▶ _Problem requirements_
Count the lines below that contain the word "value", and give only that number.

*** Data listing ***

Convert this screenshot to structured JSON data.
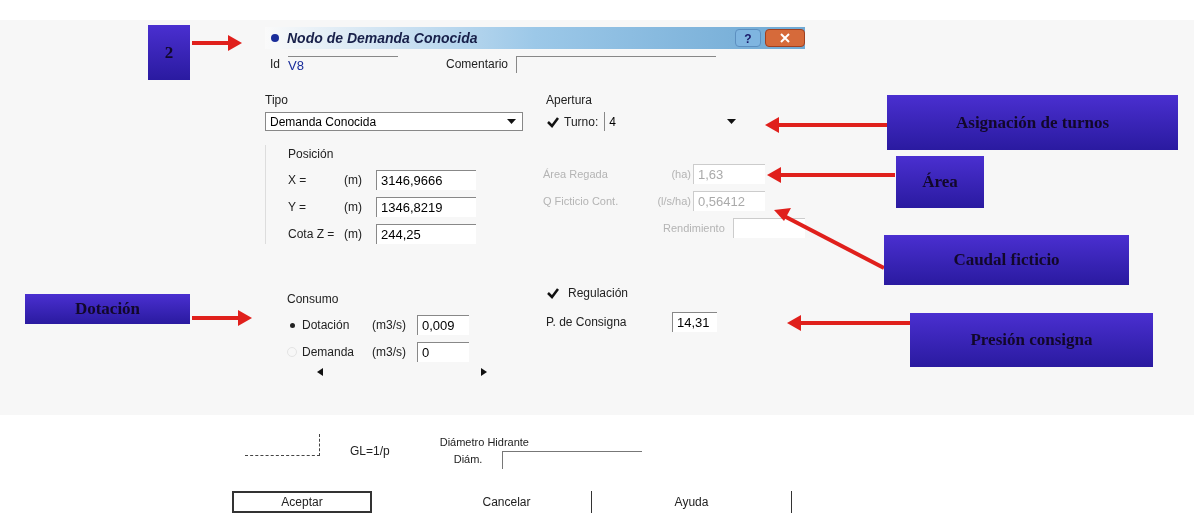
{
  "dialog": {
    "title": "Nodo de Demanda Conocida",
    "help_button": "?",
    "id": {
      "label": "Id",
      "value": "V8"
    },
    "comment": {
      "label": "Comentario"
    },
    "type": {
      "label": "Tipo",
      "value": "Demanda Conocida"
    },
    "opening": {
      "label": "Apertura",
      "turn": {
        "label": "Turno:",
        "checked": true,
        "value": "4"
      }
    },
    "position": {
      "label": "Posición",
      "fields": [
        {
          "label": "X =",
          "unit": "(m)",
          "value": "3146,9666"
        },
        {
          "label": "Y =",
          "unit": "(m)",
          "value": "1346,8219"
        },
        {
          "label": "Cota Z =",
          "unit": "(m)",
          "value": "244,25"
        }
      ]
    },
    "irrigation": {
      "disabled": true,
      "fields": [
        {
          "label": "Área Regada",
          "unit": "(ha)",
          "value": "1,63"
        },
        {
          "label": "Q Ficticio Cont.",
          "unit": "(l/s/ha)",
          "value": "0,56412"
        },
        {
          "label": "Rendimiento"
        }
      ]
    },
    "consumption": {
      "label": "Consumo",
      "options": [
        {
          "label": "Dotación",
          "unit": "(m3/s)",
          "value": "0,009",
          "selected": true
        },
        {
          "label": "Demanda",
          "unit": "(m3/s)",
          "value": "0",
          "selected": false
        }
      ]
    },
    "regulation": {
      "label": "Regulación",
      "checked": true,
      "setpoint": {
        "label": "P. de Consigna",
        "value": "14,31"
      }
    },
    "gl": "GL=1/p",
    "diameter": {
      "title": "Diámetro Hidrante",
      "label": "Diám."
    },
    "buttons": [
      {
        "label": "Aceptar",
        "default": true
      },
      {
        "label": "Cancelar",
        "default": false
      },
      {
        "label": "Ayuda",
        "default": false
      }
    ]
  },
  "callouts": [
    {
      "label": "2"
    },
    {
      "label": "Dotación"
    },
    {
      "label": "Asignación de turnos"
    },
    {
      "label": "Área"
    },
    {
      "label": "Caudal ficticio"
    },
    {
      "label": "Presión consigna"
    }
  ]
}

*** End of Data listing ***

▶ _Output_
11